= Exercise goal =
Every line of the data that includes "value" should be copied out.

————

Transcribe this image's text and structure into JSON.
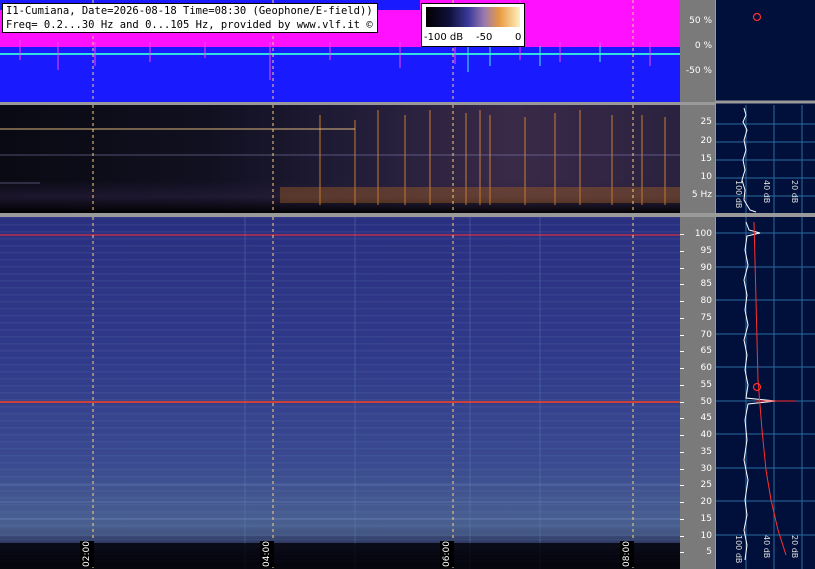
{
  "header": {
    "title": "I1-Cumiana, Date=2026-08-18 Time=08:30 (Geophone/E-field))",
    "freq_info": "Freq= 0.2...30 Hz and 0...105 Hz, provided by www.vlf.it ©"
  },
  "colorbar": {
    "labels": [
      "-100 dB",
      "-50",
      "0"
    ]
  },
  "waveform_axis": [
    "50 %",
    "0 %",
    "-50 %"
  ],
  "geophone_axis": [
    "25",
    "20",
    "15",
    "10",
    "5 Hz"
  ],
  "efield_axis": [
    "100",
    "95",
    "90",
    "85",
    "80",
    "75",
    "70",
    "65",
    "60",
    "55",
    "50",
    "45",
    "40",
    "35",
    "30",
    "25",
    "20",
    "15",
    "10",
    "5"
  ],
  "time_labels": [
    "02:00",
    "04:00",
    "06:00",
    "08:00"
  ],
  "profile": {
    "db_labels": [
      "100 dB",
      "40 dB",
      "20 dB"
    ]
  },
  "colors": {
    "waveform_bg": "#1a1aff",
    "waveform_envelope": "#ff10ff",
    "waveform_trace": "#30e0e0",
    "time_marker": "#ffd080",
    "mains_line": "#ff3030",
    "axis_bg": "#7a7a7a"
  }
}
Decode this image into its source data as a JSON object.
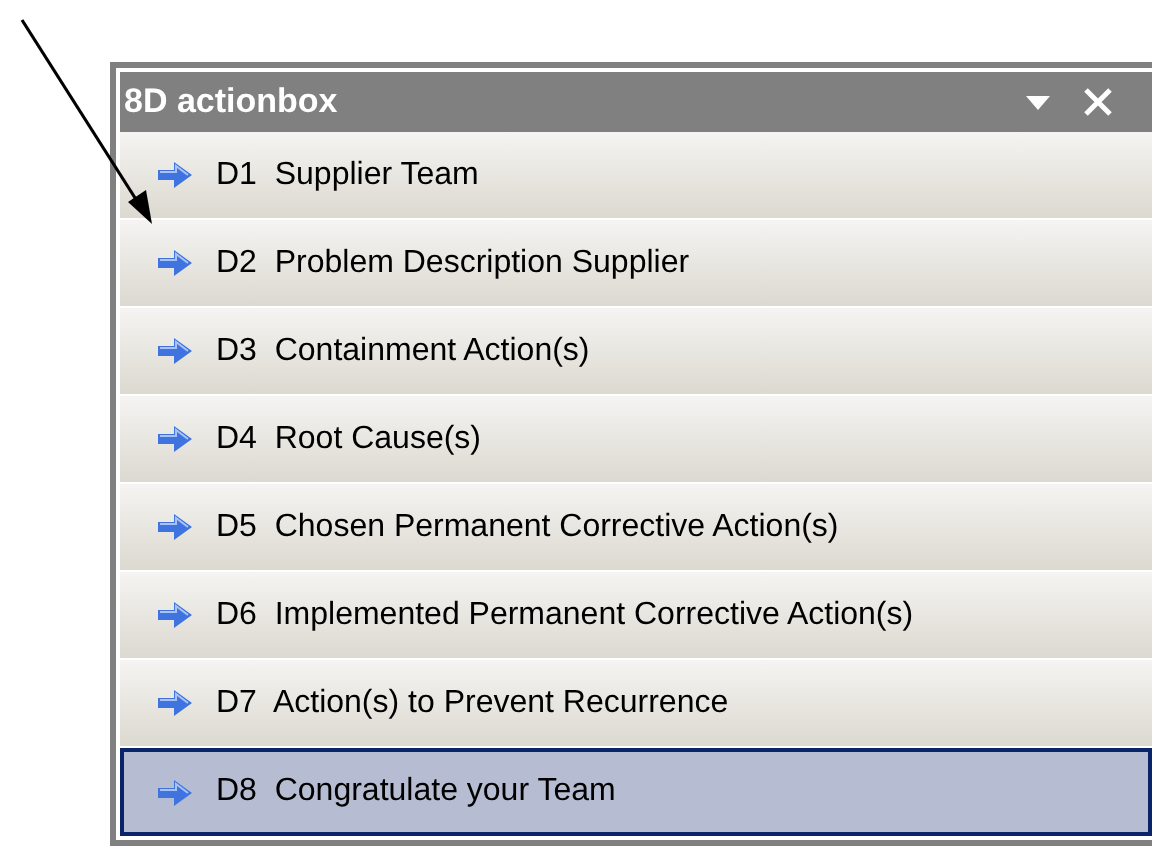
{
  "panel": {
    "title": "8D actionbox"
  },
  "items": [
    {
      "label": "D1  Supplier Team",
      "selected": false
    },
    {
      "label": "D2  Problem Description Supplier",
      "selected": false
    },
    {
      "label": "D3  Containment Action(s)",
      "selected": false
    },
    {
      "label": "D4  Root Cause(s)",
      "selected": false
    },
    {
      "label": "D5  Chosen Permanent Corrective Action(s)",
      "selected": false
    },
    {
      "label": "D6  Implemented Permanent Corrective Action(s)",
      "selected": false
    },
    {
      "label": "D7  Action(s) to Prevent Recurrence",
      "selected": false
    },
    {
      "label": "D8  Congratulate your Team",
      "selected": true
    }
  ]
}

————

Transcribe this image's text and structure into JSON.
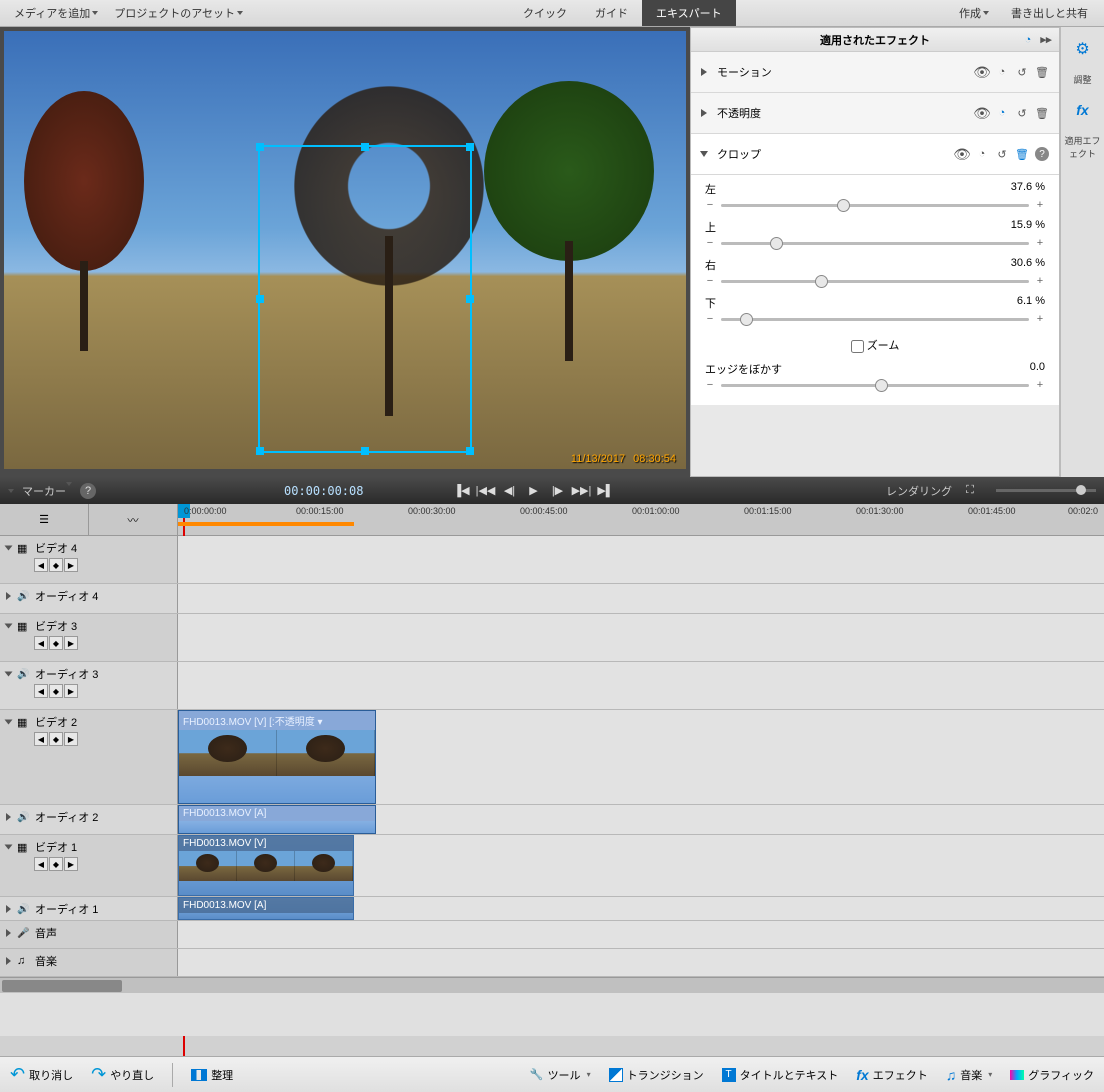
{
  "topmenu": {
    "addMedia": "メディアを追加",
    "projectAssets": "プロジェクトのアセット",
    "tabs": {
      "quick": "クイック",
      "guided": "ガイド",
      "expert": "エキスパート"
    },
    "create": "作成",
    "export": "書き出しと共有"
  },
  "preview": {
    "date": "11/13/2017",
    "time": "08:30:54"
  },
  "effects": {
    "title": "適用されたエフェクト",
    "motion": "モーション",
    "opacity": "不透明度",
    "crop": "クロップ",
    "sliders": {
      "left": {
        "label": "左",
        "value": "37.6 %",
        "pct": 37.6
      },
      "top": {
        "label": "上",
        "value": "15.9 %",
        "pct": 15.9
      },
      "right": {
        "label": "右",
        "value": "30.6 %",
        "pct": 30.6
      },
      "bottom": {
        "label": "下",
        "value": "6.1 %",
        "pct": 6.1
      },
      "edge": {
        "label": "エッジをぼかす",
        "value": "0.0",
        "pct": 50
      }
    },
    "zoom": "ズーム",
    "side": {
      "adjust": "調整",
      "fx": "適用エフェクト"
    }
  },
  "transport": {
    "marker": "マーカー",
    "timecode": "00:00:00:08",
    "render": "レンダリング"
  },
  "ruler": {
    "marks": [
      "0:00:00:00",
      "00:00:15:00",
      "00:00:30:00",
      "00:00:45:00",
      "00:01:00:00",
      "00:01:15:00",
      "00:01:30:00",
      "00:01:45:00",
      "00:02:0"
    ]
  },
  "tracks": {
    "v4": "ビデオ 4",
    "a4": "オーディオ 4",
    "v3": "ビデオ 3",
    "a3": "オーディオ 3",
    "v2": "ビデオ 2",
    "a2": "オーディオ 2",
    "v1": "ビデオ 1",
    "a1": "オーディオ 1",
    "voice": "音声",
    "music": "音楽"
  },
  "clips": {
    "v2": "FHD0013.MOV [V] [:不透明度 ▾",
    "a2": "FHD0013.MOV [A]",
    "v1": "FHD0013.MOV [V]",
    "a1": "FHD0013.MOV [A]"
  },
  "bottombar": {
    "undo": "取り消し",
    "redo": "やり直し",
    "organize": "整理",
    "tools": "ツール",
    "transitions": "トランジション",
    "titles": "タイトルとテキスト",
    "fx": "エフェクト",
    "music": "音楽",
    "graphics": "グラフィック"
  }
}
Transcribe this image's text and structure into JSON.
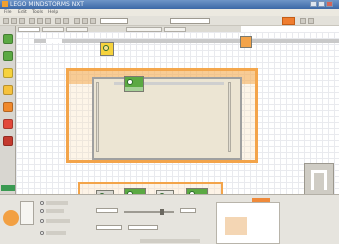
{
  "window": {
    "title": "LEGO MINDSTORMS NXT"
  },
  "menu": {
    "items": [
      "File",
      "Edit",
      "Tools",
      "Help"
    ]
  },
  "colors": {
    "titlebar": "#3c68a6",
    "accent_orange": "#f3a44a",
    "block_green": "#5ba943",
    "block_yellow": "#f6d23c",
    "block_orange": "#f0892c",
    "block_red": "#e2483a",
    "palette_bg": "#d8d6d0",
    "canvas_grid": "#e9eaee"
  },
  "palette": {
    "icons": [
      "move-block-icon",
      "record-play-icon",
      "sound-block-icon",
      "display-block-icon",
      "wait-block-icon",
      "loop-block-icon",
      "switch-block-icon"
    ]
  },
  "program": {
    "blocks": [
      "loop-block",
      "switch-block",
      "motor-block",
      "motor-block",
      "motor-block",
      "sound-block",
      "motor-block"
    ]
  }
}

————

= Solution to this exercise =
        "value": "37.6 %",
        "value": "15.9 %",
        "value": "30.6 %",
        "value": "6.1 %",
        "value": "0.0",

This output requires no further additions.